### Component data from apps and pages
====

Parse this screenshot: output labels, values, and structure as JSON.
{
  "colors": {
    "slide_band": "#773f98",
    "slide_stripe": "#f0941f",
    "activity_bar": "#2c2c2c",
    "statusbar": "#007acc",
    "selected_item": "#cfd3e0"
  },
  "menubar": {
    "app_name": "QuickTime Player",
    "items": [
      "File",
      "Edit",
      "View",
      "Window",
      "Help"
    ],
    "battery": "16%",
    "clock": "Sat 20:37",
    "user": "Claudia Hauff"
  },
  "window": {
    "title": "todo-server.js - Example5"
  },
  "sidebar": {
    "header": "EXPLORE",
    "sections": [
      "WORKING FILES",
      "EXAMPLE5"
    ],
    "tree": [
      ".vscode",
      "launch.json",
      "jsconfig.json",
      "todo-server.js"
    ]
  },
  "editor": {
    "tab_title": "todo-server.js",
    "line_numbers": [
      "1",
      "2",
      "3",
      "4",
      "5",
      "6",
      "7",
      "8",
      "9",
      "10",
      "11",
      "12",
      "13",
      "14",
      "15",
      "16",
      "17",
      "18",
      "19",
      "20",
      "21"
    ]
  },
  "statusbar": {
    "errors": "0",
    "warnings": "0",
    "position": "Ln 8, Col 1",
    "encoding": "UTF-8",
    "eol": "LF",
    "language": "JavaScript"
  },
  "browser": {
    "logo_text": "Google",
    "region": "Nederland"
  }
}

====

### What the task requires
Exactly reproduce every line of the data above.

### Answer space
Parse this screenshot: output labels, values, and structure as JSON.
{
  "colors": {
    "slide_band": "#773f98",
    "slide_stripe": "#f0941f",
    "activity_bar": "#2c2c2c",
    "statusbar": "#007acc",
    "selected_item": "#cfd3e0"
  },
  "menubar": {
    "app_name": "QuickTime Player",
    "items": [
      "File",
      "Edit",
      "View",
      "Window",
      "Help"
    ],
    "battery": "16%",
    "clock": "Sat 20:37",
    "user": "Claudia Hauff"
  },
  "window": {
    "title": "todo-server.js - Example5"
  },
  "sidebar": {
    "header": "EXPLORE",
    "sections": [
      "WORKING FILES",
      "EXAMPLE5"
    ],
    "tree": [
      ".vscode",
      "launch.json",
      "jsconfig.json",
      "todo-server.js"
    ]
  },
  "editor": {
    "tab_title": "todo-server.js",
    "line_numbers": [
      "1",
      "2",
      "3",
      "4",
      "5",
      "6",
      "7",
      "8",
      "9",
      "10",
      "11",
      "12",
      "13",
      "14",
      "15",
      "16",
      "17",
      "18",
      "19",
      "20",
      "21"
    ]
  },
  "statusbar": {
    "errors": "0",
    "warnings": "0",
    "position": "Ln 8, Col 1",
    "encoding": "UTF-8",
    "eol": "LF",
    "language": "JavaScript"
  },
  "browser": {
    "logo_text": "Google",
    "region": "Nederland"
  }
}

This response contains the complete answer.